[Problem to solve] When you reach the line that contains "Convert this screenshot", begin copying exactly, and continue through the last line of the data; no pictures belong in the copy.

[Data about app and page elements]
········

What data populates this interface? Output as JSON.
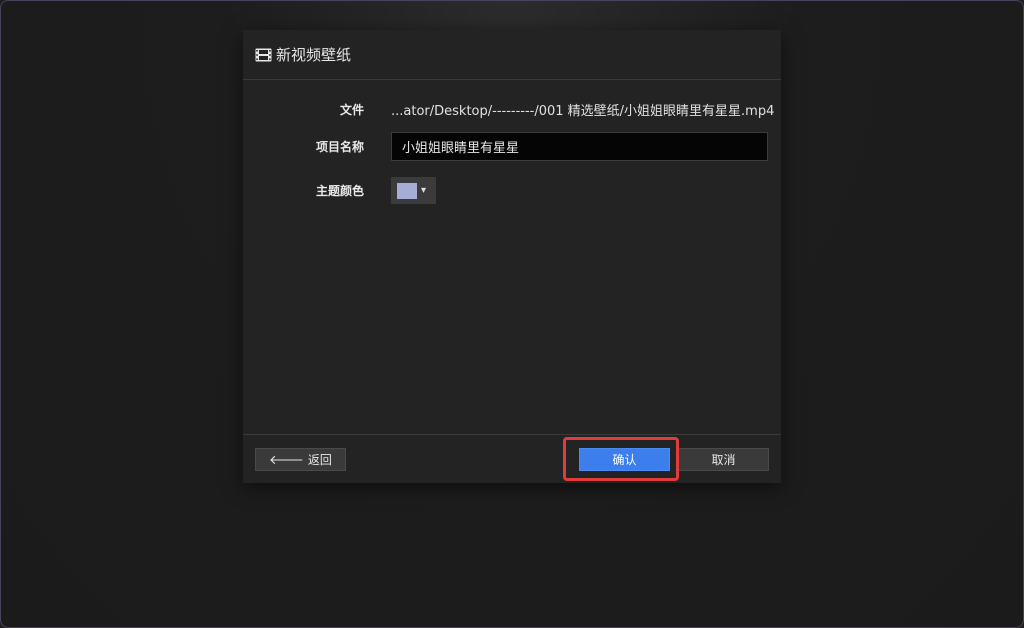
{
  "dialog": {
    "title": "新视频壁纸",
    "title_icon": "film-icon"
  },
  "form": {
    "file_label": "文件",
    "file_value": "...ator/Desktop/---------/001 精选壁纸/小姐姐眼睛里有星星.mp4",
    "name_label": "项目名称",
    "name_value": "小姐姐眼睛里有星星",
    "color_label": "主题颜色",
    "color_value": "#a6aed6",
    "color_caret": "▾"
  },
  "footer": {
    "back_arrow": "🡐",
    "back_label": "返回",
    "confirm_label": "确认",
    "cancel_label": "取消"
  },
  "colors": {
    "accent": "#3b7eec",
    "highlight": "#e23b3b"
  }
}
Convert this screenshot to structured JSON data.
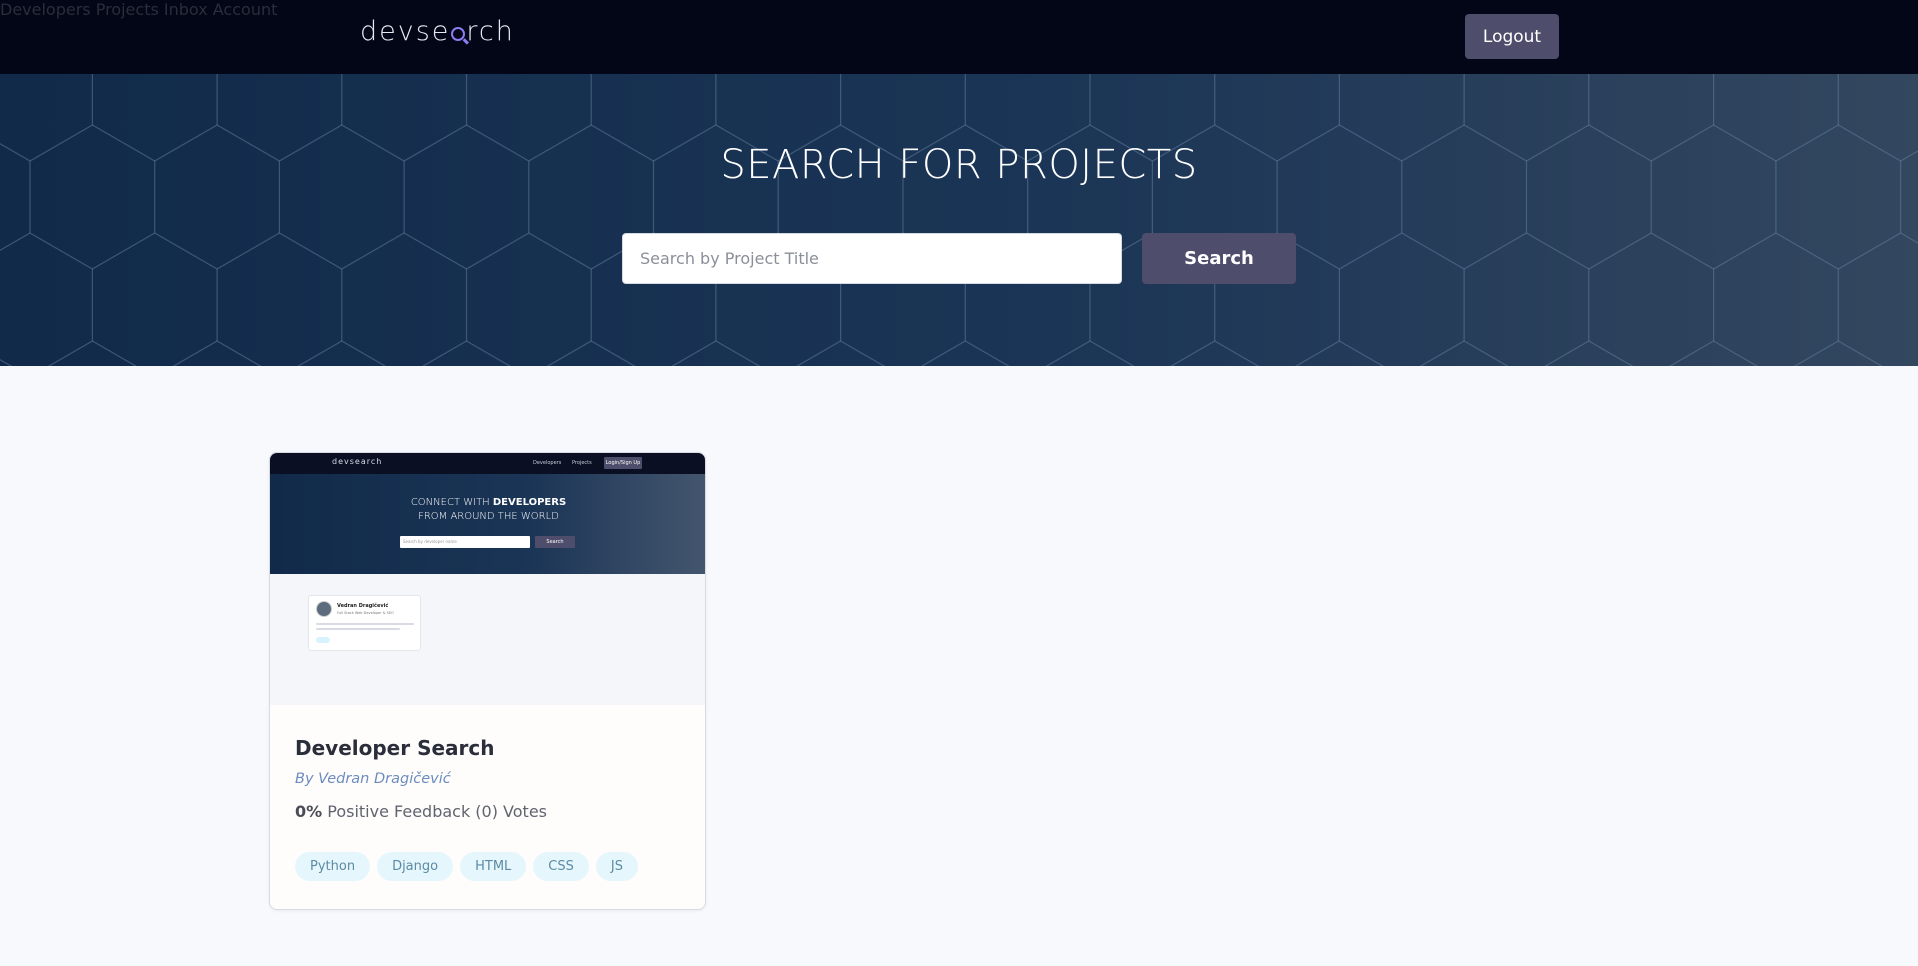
{
  "header": {
    "logo_left": "devse",
    "logo_right": "rch",
    "nav": [
      {
        "label": "Developers"
      },
      {
        "label": "Projects"
      },
      {
        "label": "Inbox"
      },
      {
        "label": "Account"
      }
    ],
    "logout_label": "Logout"
  },
  "hero": {
    "title": "SEARCH FOR PROJECTS",
    "search_placeholder": "Search by Project Title",
    "search_button": "Search"
  },
  "projects": [
    {
      "title": "Developer Search",
      "author": "By Vedran Dragičević",
      "feedback_percent": "0%",
      "feedback_text": " Positive Feedback (0) Votes",
      "tags": [
        "Python",
        "Django",
        "HTML",
        "CSS",
        "JS"
      ],
      "thumbnail": {
        "logo": "devsearch",
        "nav": [
          "Developers",
          "Projects"
        ],
        "login": "Login/Sign Up",
        "hero_line1": "CONNECT WITH ",
        "hero_bold": "DEVELOPERS",
        "hero_line2": "FROM AROUND THE WORLD",
        "search_placeholder": "Search by developer name",
        "search_button": "Search",
        "dev_name": "Vedran Dragičević",
        "dev_role": "Full Stack Web Developer & SEO"
      }
    }
  ],
  "colors": {
    "header_bg": "#020617",
    "accent_button": "#4e4d6b",
    "hero_bg": "#1b3556",
    "tag_bg": "#e5f7fc",
    "author_text": "#6c8cc0"
  }
}
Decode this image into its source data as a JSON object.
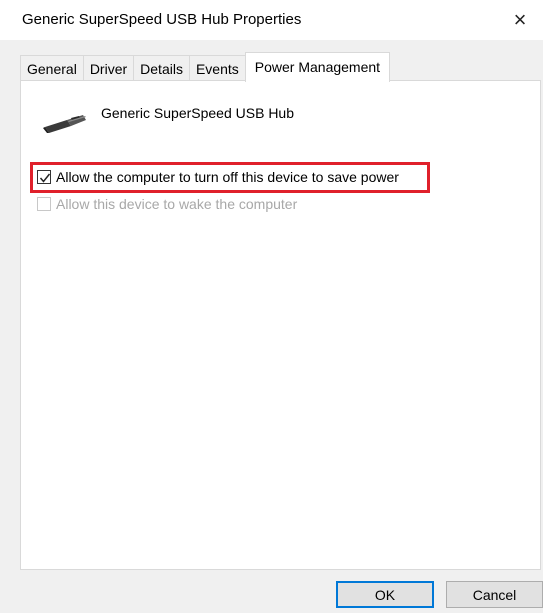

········

[The answer]
Convert this screenshot to structured JSON data.
{
  "header": {
    "logo_left": "devse",
    "logo_right": "rch",
    "nav": [
      {
        "label": "Developers"
      },
      {
        "label": "Projects"
      },
      {
        "label": "Inbox"
      },
      {
        "label": "Account"
      }
    ],
    "logout_label": "Logout"
  },
  "hero": {
    "title": "SEARCH FOR PROJECTS",
    "search_placeholder": "Search by Project Title",
    "search_button": "Search"
  },
  "projects": [
    {
      "title": "Developer Search",
      "author": "By Vedran Dragičević",
      "feedback_percent": "0%",
      "feedback_text": " Positive Feedback (0) Votes",
      "tags": [
        "Python",
        "Django",
        "HTML",
        "CSS",
        "JS"
      ],
      "thumbnail": {
        "logo": "devsearch",
        "nav": [
          "Developers",
          "Projects"
        ],
        "login": "Login/Sign Up",
        "hero_line1": "CONNECT WITH ",
        "hero_bold": "DEVELOPERS",
        "hero_line2": "FROM AROUND THE WORLD",
        "search_placeholder": "Search by developer name",
        "search_button": "Search",
        "dev_name": "Vedran Dragičević",
        "dev_role": "Full Stack Web Developer & SEO"
      }
    }
  ],
  "colors": {
    "header_bg": "#020617",
    "accent_button": "#4e4d6b",
    "hero_bg": "#1b3556",
    "tag_bg": "#e5f7fc",
    "author_text": "#6c8cc0"
  }
}
Decode this image into its source data as a JSON object.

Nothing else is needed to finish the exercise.